Nevertheless, the average hourly wage for manufacturing workers did not keep up with any of the principal living cost items during that period.

Cumulative % Change Between Q3 1989 and Q3 2023:

  • Hourly Wage of Mfg. workers: +156%.
  • CPI for Food: +157%.
  • CPI for Shelter: +188%.
  • CPI for Energy: +211%.

In a word, inflation ain’t no bargain for wage workers. The whole idea of targeting anything other than price stability amounts to thinly disguised academic gobbledygook designed to obfuscate the Fed’s true aim, which is to generate wealth on Wall Street out of the misbegotten Greenspanian notion that “wealth effects” and “trickle down” are a boon to main street America.

But when you compare the chart below with the net worth gains shown in the chart above the evidence screams out quite loudly: Inflation is a very bad deal for main street and a completely unwarranted and unfair windfall to Wall Street.

Change In Average Manufacturing Wage Versus CPI for Food, Shelter And Energy, Q3 1989 to Q3 2023

Needless to say, both ends of the Acela Corridor would scream bloody murder about firing Powell and shutting-down the cheap money spigot to the US Treasury. But there are simple and straight-forward answers to all of the red herrings that are likely to be offered by beneficiaries of the current rotten monetary policy regime at the Eccles Building.

Yes, a new President technically cannot fire the Chairman of the Federal Reserve, but Powell’s term as Chairman does end on May 15, 2026. So he can be called into the Oval Office on day #1 to receive word that he will not be reappointed under any circumstance and that should he choose to be a wounded lame duck during the following 16 months he will face an unrelenting assault from the Bully Pulpit.

Put that way, we are quite sure that Powell would choose to take the gold watch on January 20, 2025.

Secondly, it will be claimed that significantly higher bond yields will cause mortgage rates to rise proportionately, and to the detriment of middle class.

Well, yes to the first part and no to the second. According to the current government data, the average home mortgage in the US is $89,643, but in this case the average tells you almost nothing.

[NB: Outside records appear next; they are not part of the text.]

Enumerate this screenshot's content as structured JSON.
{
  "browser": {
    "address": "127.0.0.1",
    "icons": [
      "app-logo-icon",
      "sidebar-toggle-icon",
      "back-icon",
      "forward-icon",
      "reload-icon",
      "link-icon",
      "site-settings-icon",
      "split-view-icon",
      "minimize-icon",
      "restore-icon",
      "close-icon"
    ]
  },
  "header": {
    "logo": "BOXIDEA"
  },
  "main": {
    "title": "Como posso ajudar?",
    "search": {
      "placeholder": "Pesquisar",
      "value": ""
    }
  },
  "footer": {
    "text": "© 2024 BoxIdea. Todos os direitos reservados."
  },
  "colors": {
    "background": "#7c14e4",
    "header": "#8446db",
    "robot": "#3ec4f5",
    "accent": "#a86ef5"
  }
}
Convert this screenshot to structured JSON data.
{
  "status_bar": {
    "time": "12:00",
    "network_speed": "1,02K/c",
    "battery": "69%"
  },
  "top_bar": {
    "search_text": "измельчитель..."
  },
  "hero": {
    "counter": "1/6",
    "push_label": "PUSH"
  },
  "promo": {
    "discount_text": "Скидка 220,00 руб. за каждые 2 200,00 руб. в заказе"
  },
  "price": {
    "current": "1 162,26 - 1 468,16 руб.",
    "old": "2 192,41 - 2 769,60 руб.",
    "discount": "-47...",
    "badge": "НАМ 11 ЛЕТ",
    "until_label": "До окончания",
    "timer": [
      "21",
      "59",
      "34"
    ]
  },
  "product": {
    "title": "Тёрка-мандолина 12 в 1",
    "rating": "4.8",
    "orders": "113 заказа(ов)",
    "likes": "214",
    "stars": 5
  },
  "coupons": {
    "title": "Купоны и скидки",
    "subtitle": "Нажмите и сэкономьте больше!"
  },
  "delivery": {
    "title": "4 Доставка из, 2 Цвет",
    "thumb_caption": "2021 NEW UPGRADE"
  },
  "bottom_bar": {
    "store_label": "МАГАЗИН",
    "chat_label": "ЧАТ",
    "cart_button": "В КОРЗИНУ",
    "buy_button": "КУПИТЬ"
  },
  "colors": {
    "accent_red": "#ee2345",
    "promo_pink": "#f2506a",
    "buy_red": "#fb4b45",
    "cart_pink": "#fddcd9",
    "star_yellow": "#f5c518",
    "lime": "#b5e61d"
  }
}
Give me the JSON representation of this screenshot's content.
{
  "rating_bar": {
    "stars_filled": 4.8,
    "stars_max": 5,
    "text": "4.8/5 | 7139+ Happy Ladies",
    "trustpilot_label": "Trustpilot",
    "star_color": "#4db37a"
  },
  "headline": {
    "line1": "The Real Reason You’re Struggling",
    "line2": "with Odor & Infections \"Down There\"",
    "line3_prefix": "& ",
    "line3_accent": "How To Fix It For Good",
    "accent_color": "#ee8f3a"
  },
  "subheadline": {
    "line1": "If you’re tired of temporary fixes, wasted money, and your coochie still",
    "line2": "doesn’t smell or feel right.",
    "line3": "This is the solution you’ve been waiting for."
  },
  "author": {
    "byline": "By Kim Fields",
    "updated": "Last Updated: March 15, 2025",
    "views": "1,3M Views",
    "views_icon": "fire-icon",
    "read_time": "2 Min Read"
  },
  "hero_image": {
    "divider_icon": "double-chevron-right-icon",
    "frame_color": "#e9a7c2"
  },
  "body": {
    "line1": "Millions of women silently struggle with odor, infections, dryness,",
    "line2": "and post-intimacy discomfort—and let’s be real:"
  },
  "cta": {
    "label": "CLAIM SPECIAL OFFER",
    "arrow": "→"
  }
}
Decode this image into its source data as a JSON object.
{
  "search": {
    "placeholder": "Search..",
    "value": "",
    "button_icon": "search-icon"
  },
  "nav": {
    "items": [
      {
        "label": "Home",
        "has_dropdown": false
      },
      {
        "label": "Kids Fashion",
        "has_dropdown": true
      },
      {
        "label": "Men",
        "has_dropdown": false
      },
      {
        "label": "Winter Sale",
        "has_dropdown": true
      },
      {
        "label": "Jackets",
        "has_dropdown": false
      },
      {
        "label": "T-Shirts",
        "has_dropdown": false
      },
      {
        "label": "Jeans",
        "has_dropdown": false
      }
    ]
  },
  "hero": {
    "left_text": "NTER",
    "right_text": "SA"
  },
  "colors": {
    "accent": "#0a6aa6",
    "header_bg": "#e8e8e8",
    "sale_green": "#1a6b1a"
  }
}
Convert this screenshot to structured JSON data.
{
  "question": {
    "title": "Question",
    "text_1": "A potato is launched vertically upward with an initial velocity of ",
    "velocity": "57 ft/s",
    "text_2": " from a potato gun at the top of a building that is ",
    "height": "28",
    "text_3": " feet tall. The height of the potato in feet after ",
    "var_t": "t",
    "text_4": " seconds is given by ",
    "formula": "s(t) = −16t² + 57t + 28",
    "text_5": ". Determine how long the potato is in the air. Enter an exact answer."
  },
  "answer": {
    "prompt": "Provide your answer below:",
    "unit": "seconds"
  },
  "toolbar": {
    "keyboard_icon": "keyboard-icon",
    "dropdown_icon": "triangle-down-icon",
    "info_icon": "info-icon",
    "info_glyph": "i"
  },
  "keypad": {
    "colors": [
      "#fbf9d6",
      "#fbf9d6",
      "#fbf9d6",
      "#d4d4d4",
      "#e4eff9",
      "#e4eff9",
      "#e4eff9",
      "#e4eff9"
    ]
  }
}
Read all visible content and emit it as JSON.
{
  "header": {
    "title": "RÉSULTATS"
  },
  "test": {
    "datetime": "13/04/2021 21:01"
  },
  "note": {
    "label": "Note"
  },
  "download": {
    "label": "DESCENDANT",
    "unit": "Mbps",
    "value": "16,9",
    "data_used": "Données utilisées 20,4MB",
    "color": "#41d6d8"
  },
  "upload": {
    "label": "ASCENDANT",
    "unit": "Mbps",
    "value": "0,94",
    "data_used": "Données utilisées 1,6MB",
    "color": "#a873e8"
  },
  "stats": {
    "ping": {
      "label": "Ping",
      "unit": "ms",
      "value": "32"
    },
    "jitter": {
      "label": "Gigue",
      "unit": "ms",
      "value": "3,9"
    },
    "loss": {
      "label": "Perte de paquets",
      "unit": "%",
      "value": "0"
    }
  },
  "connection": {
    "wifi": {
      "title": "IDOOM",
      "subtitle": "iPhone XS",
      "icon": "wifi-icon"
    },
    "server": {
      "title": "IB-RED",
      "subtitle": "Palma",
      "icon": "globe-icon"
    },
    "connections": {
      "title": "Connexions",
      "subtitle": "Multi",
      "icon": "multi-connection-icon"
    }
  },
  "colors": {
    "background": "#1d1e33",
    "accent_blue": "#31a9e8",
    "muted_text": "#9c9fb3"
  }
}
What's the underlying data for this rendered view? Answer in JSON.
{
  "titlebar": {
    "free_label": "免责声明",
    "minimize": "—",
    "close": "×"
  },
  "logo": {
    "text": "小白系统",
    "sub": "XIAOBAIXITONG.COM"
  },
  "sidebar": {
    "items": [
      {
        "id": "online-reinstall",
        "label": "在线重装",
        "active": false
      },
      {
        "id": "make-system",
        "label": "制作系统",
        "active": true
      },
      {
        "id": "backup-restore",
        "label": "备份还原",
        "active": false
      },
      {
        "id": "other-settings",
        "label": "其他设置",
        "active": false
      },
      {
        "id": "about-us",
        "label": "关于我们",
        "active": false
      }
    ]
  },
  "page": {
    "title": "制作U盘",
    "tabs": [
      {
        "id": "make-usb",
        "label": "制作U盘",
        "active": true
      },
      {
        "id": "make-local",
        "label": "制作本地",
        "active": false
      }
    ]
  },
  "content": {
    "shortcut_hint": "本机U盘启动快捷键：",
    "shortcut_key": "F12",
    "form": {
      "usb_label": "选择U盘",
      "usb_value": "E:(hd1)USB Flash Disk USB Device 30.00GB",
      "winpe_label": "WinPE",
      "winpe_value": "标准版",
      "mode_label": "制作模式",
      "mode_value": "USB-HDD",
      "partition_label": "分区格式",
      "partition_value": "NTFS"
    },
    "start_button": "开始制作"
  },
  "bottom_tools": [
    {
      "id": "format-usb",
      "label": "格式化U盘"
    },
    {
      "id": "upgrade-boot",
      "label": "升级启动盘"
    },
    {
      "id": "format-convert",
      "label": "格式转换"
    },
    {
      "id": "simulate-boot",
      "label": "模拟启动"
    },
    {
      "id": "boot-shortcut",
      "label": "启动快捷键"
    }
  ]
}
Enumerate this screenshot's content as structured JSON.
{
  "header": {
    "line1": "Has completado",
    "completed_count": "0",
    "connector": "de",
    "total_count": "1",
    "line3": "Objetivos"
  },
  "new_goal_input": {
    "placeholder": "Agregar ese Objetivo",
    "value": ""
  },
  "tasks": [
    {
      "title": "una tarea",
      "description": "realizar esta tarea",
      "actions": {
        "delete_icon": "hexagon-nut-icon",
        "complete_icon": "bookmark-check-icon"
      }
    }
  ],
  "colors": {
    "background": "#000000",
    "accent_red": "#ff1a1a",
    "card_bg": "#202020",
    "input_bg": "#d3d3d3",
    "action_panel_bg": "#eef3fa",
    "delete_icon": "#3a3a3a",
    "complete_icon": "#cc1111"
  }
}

As shown below, the average mortgage held by the bottom 20% of households amounts to less than $15,000, while that for the 50th percentile is about $55,000 and the 99th percentile is $524,000. So the dollar benefits of artificially low mortgage rates overwhelmingly accrue to more affluent households.

Mortgage Debt Secured by a Primary Residence By Income Class


Moreover, if the government want to help middle- and lower-income families afford market rate mortgages, then the solution is not to subsidize the jumbo mortgages of the rich by suppressing interest rates, but to provide targeted, means-tested transfer payments to households on the lower end of the income scale. A buy-down of the mortgage interest rate for first-time homebuyers would be one mechanism to accomplish that.

Finally, it will be argued that an extended moratorium on Fed purchases of government or GSE debt will leave the financial system high and dry in the event of a liquidity crunch.

But that’s the worst red herring of all. If we want a radical break from the Fed’s abject servitude to Wall Street, the answer is to shutdown the FOMC (Federal Open Market Committee) and get the central bank’s operations out of the canyons of Wall Street entirely.

Indeed, the original designers of the Fed led by the great Carter Glass took great pains to keep the central bank as far away from Wall Street as possible. That’s why they provided for the Fed to operate through 12 regional discount windows, where member commercial banks in each region could obtain cash advances, but only on the basis of sound commercial collateral and at an interest rate based on the free market plus a penalty spread.

Today, the commercial banking system holds more than $12 trillion of loans and leases excluding Treasury debt and GSE securities. That’s more than enough collateral to meet any financial stringency; and, besides, what is wrong with requiring banks to pay market rates of interest plus, say a 200 basis point penalty, for using the credit of the central bank?

We’d say, there is nothing wrong with that at all, even as it would free the Federal Reserve from the baleful grip of its current Wall Street masters.

Reprinted with permission from David Stockman’s Contra Corner.